── Information given ──
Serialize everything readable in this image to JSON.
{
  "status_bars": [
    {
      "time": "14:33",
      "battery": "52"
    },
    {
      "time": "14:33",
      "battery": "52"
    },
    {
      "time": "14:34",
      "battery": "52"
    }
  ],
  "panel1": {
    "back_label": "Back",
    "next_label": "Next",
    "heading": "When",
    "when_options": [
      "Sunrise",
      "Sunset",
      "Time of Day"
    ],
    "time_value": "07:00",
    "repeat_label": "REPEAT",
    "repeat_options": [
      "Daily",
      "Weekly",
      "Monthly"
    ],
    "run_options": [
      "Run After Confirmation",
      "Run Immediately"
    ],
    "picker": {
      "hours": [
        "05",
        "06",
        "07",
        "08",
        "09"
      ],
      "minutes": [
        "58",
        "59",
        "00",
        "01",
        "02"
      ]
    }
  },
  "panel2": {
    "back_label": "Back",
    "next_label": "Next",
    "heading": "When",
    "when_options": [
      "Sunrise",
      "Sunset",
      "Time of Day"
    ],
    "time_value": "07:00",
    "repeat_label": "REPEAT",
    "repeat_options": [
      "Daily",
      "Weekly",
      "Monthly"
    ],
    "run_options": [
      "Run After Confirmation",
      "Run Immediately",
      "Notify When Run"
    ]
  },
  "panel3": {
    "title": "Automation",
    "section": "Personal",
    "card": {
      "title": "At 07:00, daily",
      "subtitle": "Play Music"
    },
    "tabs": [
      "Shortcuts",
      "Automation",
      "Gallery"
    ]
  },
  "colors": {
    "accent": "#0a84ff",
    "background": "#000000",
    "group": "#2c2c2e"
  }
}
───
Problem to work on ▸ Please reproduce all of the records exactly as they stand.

Answer area ▸
Serialize everything readable in this image to JSON.
{
  "status_bars": [
    {
      "time": "14:33",
      "battery": "52"
    },
    {
      "time": "14:33",
      "battery": "52"
    },
    {
      "time": "14:34",
      "battery": "52"
    }
  ],
  "panel1": {
    "back_label": "Back",
    "next_label": "Next",
    "heading": "When",
    "when_options": [
      "Sunrise",
      "Sunset",
      "Time of Day"
    ],
    "time_value": "07:00",
    "repeat_label": "REPEAT",
    "repeat_options": [
      "Daily",
      "Weekly",
      "Monthly"
    ],
    "run_options": [
      "Run After Confirmation",
      "Run Immediately"
    ],
    "picker": {
      "hours": [
        "05",
        "06",
        "07",
        "08",
        "09"
      ],
      "minutes": [
        "58",
        "59",
        "00",
        "01",
        "02"
      ]
    }
  },
  "panel2": {
    "back_label": "Back",
    "next_label": "Next",
    "heading": "When",
    "when_options": [
      "Sunrise",
      "Sunset",
      "Time of Day"
    ],
    "time_value": "07:00",
    "repeat_label": "REPEAT",
    "repeat_options": [
      "Daily",
      "Weekly",
      "Monthly"
    ],
    "run_options": [
      "Run After Confirmation",
      "Run Immediately",
      "Notify When Run"
    ]
  },
  "panel3": {
    "title": "Automation",
    "section": "Personal",
    "card": {
      "title": "At 07:00, daily",
      "subtitle": "Play Music"
    },
    "tabs": [
      "Shortcuts",
      "Automation",
      "Gallery"
    ]
  },
  "colors": {
    "accent": "#0a84ff",
    "background": "#000000",
    "group": "#2c2c2e"
  }
}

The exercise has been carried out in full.